== Assigned task ==
The result should consist solely of the line containing "Serialize everything readable" and the lines that follow it below, each reproduced exactly, the last line included.

== Dataset extract ==
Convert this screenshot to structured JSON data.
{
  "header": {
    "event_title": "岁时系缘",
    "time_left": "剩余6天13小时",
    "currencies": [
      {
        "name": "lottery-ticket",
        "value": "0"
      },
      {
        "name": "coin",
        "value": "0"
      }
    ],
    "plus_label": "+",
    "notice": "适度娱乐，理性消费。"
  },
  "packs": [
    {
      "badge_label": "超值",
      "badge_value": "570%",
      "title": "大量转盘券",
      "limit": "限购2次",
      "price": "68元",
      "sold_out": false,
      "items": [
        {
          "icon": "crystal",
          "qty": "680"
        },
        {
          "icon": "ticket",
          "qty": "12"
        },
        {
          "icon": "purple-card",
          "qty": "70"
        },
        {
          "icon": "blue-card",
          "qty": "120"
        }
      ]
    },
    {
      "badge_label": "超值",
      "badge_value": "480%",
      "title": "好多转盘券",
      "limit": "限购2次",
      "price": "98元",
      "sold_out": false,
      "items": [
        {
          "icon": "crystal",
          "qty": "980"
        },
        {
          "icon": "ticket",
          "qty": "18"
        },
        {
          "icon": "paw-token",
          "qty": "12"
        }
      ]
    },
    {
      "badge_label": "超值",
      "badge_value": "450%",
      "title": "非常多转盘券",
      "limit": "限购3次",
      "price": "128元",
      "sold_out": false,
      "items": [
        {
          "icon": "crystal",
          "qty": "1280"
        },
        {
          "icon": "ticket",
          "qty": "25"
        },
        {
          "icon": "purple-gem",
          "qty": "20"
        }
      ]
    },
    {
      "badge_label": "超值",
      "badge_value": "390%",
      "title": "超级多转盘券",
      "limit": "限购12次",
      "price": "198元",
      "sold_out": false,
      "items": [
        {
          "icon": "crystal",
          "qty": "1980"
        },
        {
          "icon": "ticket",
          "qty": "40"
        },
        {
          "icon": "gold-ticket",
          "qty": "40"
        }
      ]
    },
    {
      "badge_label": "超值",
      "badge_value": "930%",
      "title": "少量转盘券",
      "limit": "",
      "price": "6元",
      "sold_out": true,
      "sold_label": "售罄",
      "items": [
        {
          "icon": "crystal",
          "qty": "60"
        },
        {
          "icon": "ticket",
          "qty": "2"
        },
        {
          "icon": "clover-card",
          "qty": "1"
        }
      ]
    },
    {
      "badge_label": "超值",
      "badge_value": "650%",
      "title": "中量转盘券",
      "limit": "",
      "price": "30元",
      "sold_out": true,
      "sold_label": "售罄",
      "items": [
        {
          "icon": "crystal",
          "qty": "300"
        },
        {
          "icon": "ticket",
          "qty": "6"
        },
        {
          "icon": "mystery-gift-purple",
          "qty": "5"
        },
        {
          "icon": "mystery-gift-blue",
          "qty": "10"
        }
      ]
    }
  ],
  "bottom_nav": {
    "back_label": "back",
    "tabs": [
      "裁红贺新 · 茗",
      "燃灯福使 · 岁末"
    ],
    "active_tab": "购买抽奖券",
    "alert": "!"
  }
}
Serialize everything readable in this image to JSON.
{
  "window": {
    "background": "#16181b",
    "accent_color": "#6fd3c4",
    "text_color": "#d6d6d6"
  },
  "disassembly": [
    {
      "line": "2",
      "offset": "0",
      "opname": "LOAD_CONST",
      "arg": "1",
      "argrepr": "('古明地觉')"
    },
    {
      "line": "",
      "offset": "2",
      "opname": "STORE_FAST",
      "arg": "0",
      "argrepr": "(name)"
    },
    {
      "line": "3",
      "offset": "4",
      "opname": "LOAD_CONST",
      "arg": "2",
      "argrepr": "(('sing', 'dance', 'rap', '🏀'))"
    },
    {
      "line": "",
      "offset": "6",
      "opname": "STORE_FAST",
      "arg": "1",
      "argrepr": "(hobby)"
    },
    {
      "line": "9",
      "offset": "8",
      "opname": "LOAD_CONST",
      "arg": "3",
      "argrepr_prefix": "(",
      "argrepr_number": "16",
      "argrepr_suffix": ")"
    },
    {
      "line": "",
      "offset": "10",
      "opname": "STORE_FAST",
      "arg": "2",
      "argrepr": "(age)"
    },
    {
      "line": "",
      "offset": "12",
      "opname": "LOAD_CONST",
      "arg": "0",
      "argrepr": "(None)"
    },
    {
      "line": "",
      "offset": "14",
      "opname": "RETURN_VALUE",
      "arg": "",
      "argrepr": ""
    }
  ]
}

== Response to this task ==
Serialize everything readable in this image to JSON.
{
  "window": {
    "background": "#16181b",
    "accent_color": "#6fd3c4",
    "text_color": "#d6d6d6"
  },
  "disassembly": [
    {
      "line": "2",
      "offset": "0",
      "opname": "LOAD_CONST",
      "arg": "1",
      "argrepr": "('古明地觉')"
    },
    {
      "line": "",
      "offset": "2",
      "opname": "STORE_FAST",
      "arg": "0",
      "argrepr": "(name)"
    },
    {
      "line": "3",
      "offset": "4",
      "opname": "LOAD_CONST",
      "arg": "2",
      "argrepr": "(('sing', 'dance', 'rap', '🏀'))"
    },
    {
      "line": "",
      "offset": "6",
      "opname": "STORE_FAST",
      "arg": "1",
      "argrepr": "(hobby)"
    },
    {
      "line": "9",
      "offset": "8",
      "opname": "LOAD_CONST",
      "arg": "3",
      "argrepr_prefix": "(",
      "argrepr_number": "16",
      "argrepr_suffix": ")"
    },
    {
      "line": "",
      "offset": "10",
      "opname": "STORE_FAST",
      "arg": "2",
      "argrepr": "(age)"
    },
    {
      "line": "",
      "offset": "12",
      "opname": "LOAD_CONST",
      "arg": "0",
      "argrepr": "(None)"
    },
    {
      "line": "",
      "offset": "14",
      "opname": "RETURN_VALUE",
      "arg": "",
      "argrepr": ""
    }
  ]
}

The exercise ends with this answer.